Moving from pitching the story to writing it, Wolff took the authenticity of his Jewish pioneer seriously—or perhaps as seriously as a network television writer could. For the “Jewish words” with which Singerman would sprinkle his conversation, Wolff turned to Leo Rosten’s 1968 bestselling humor book The Joys of Yiddish.
“Oyfn Pripetshik,” however, came not from Wolff, but from Landon himself—with the input of the series’ composer David Rose, who was, Landon told Wolff, “a real Yiddishkeyt guy.” Unlike the episode’s writer, its director was a Yiddish speaker. And perhaps like all Yiddish speakers in America, Landon was aware of the implications of using Jewish languages in a place where other elements of Jewishness seemed easily shed. In a 1982 interview, he recounted the sense of unease he sometimes felt among non-Jews, even those with whom he worked closely:

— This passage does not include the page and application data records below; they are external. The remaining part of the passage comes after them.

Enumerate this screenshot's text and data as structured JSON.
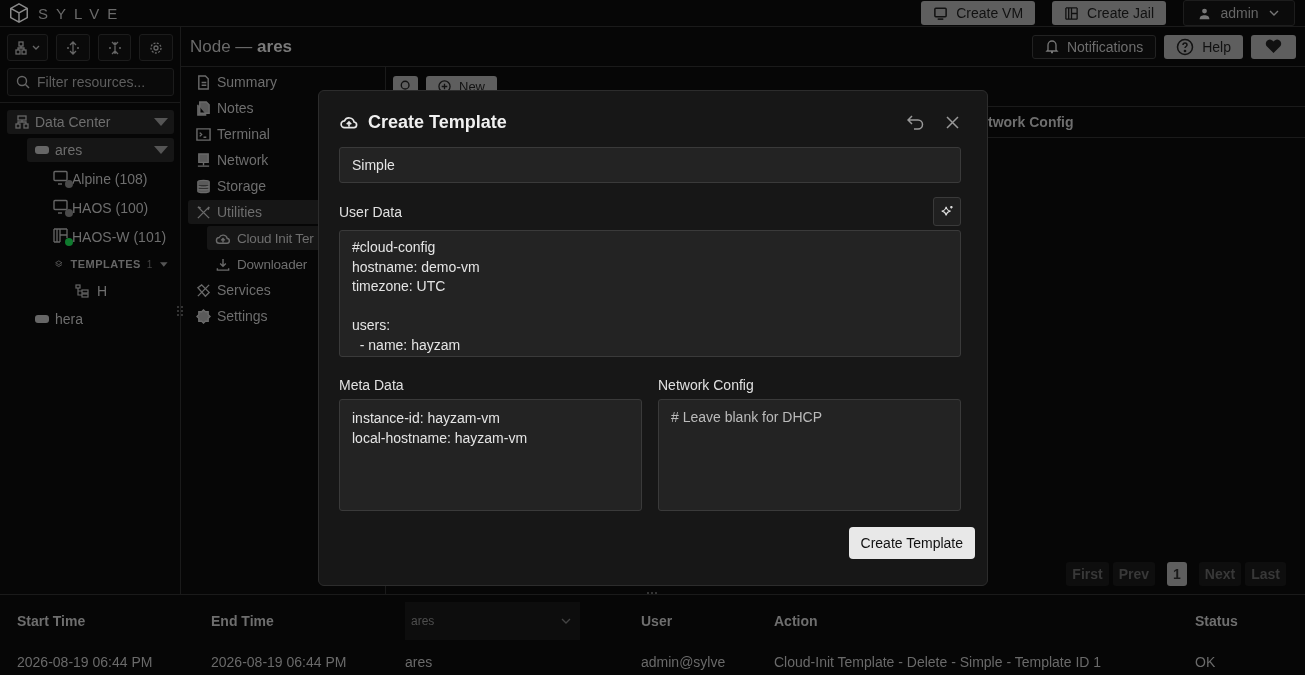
{
  "app": {
    "logo_text": "SYLVE"
  },
  "header_buttons": [
    {
      "label": "Create VM",
      "kind": "vm"
    },
    {
      "label": "Create Jail",
      "kind": "jail"
    }
  ],
  "user_menu": {
    "label": "admin"
  },
  "sidebar": {
    "filter": {
      "placeholder": "Filter resources..."
    },
    "tree": [
      {
        "label": "Data Center",
        "kind": "datacenter",
        "expanded": true,
        "children": [
          {
            "label": "ares",
            "kind": "node",
            "expanded": true,
            "children": [
              {
                "label": "Alpine (108)",
                "kind": "vm",
                "color": "#4a4a4a"
              },
              {
                "label": "HAOS (100)",
                "kind": "vm",
                "color": "#4a4a4a"
              },
              {
                "label": "HAOS-W (101)",
                "kind": "jail",
                "color": "#0f7a2e"
              },
              {
                "label": "TEMPLATES",
                "kind": "templates",
                "count": "1",
                "expanded": true,
                "children": [
                  {
                    "label": "H",
                    "kind": "template"
                  }
                ]
              }
            ]
          },
          {
            "label": "hera",
            "kind": "node"
          }
        ]
      }
    ]
  },
  "page_title": {
    "prefix": "Node —",
    "name": "ares"
  },
  "top_buttons": [
    {
      "label": "Notifications",
      "kind": "bell"
    },
    {
      "label": "Help",
      "kind": "help"
    },
    {
      "kind": "heart"
    }
  ],
  "nav": [
    {
      "label": "Summary",
      "kind": "summary",
      "selected": false
    },
    {
      "label": "Notes",
      "kind": "notes",
      "selected": false
    },
    {
      "label": "Terminal",
      "kind": "terminal",
      "selected": false
    },
    {
      "label": "Network",
      "kind": "network",
      "selected": false
    },
    {
      "label": "Storage",
      "kind": "storage",
      "selected": false
    },
    {
      "label": "Utilities",
      "kind": "utilities",
      "selected": true,
      "children": [
        {
          "label": "Cloud Init Ter",
          "kind": "cloud",
          "selected": true
        },
        {
          "label": "Downloader",
          "kind": "download",
          "selected": false
        }
      ]
    },
    {
      "label": "Services",
      "kind": "services",
      "selected": false
    },
    {
      "label": "Settings",
      "kind": "settings",
      "selected": false
    }
  ],
  "toolbar": {
    "new_button": "New"
  },
  "table": {
    "columns": [
      "twork Config"
    ]
  },
  "pagination": [
    {
      "label": "First",
      "disabled": true,
      "selected": false
    },
    {
      "label": "Prev",
      "disabled": true,
      "selected": false
    },
    {
      "label": "1",
      "disabled": false,
      "selected": true
    },
    {
      "label": "Next",
      "disabled": true,
      "selected": false
    },
    {
      "label": "Last",
      "disabled": true,
      "selected": false
    }
  ],
  "modal": {
    "title": "Create Template",
    "name_field": {
      "value": "Simple"
    },
    "user_data": {
      "label": "User Data",
      "value": "#cloud-config\nhostname: demo-vm\ntimezone: UTC\n\nusers:\n  - name: hayzam"
    },
    "meta_data": {
      "label": "Meta Data",
      "value": "instance-id: hayzam-vm\nlocal-hostname: hayzam-vm"
    },
    "network_config": {
      "label": "Network Config",
      "placeholder": "# Leave blank for DHCP"
    },
    "submit": "Create Template"
  },
  "audit_log": {
    "columns": [
      "Start Time",
      "End Time",
      null,
      "User",
      "Action",
      "Status"
    ],
    "node_filter": {
      "value": "ares"
    },
    "rows": [
      [
        "2026-08-19 06:44 PM",
        "2026-08-19 06:44 PM",
        "ares",
        "admin@sylve",
        "Cloud-Init Template - Delete - Simple - Template ID 1",
        "OK"
      ]
    ]
  }
}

I can remember riding in a car from location with guys I’d known for fifteen years, and I told a joke. I’m sitting in the front seat, I’ve been thinking about [the discomfort] and it’s been bothering me all day. I tell the joke and I give them the punchline in Yiddish, right? I’ve got a car full of gentiles and they haven’t got the slightest notion, not the slightest notion what that punchline is, and everybody laughed. I looked around and asked, ‘Why did you laugh? What’s funny?’ And they said, ‘Because you told it and you’re the boss.’
Even though he had spent decades in Hollywood by this point, when Michael Landon wanted to test the waters of difference separating him from “a car full of gentiles,” he knew to use Yiddish. In life, as in Little House, American Jews of Landon’s generation knew they were defined at least in part by language. It was natural, then, that when Landon finally told a Jewish story in his chosen medium, Yiddish would be used as a boundary, a marker of particular identity.
Yet the meaning of any boundary depends on which side you’re on. Landon seems to have known that the use of Yiddish on the prairie could convey two messages simultaneously.
The first, intended for any of his millions of viewers, was that “Jewish words” were those that concerned survival and tradition. Each one, when spoken to the receptive ears of young Albert Ingalls, signaled the thematic presence of the most ubiquitous Jewish word of all: continuity.
The second message, offered mainly to those who understood the implication of Singerman’s song, was more subversive. It was the same message that might have crossed the mind of Eugene Maurice Orowitz when he pulled the name “Michael Landon” from the phonebook more than twenty years before: that in America, continuity might mean something different than it had in earlier Jewish generations; that in America, continuity could not exist without change.
Leaving for another time the question of whether or not Little House on the Prairie was pure shmaltz, it’s worth remembering on the anniversary of Michael Landon’s death that the man otherwise known as Little Joe Cartwright, Charles Ingalls, and the angel Jonathon Smith had a yiddishe kop under that nice head of hair.